One of my pet peeves is when people say they have a "dry" sense of humor, without actually understanding what it actually means.

"Dry" humor is not just any old type of humor. It's not violent, not off-color, not macabre or dark.

Basically, dry humor is that deadpan style of humor. It's the not-very-funny joke your uncle the cost analysis accountant tells. It's Bob Newhart, Steven Wright, or Jason Bateman in Arrested Development.

It is not, for the love of GOD, people, the Black Knight scene from Monty Python and the Holy Grail. I swear, if anyone says Monty Python is "dry humor" is going to get a smack.

Here are some other types of comedy you may have heard and are just tossing around, willy-nilly.

Farce: Exaggerated comedy. Characters in a farce get themselves in an unlikely or improbable situation that takes a lot of footwork and fast talking to get out of. The play "The Foreigner" is an example of a farce, as are many of the Jeeves &…

What Are They Thinking? The Beloit College Mindset List

Every year at this time, the staff at Beloit College send out their new student Mindset List as a way to make everyone clutch their chest and feel the cold hand of death.

This list was originally created and shared with their faculty each year, so the faculty would understand what some of their own cultural touchstones might mean, or not mean, to the incoming freshmen. They also wanted the freshmen to know it was not cool to refer to '80s music as "Oldies."

This year's incoming Beloit freshmen are typically 18 years old, born in 1999. John F. Kennedy Jr. died that year, as did Stanley Kubrick and Gene Siskel. And so did my hope for a society that sought artistic and intellectual pursuits for the betterment of all humanity.

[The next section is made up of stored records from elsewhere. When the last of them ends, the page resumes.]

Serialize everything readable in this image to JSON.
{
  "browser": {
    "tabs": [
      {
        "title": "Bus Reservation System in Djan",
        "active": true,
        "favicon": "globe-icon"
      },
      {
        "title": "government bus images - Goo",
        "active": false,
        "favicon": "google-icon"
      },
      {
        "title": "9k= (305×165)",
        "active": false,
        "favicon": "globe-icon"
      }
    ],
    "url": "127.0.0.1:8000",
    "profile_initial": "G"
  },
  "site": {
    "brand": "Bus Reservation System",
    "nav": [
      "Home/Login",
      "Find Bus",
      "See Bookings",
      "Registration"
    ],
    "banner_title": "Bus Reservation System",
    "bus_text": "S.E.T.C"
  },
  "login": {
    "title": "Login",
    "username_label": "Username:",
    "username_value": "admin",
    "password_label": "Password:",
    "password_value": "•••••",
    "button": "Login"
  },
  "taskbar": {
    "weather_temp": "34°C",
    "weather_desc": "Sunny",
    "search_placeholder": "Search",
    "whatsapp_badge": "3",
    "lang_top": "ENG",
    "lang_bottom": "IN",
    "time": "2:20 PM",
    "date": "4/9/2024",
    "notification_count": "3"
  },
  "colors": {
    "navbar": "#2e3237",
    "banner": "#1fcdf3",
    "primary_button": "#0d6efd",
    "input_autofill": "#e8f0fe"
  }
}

Although it may have actually died when I heard about this year's Emoji Movie.

Before I throw my hands up in despair, here are a few items from the Mindset list for the class of 2021.

They're the last class to be born in the 1900s, and are t…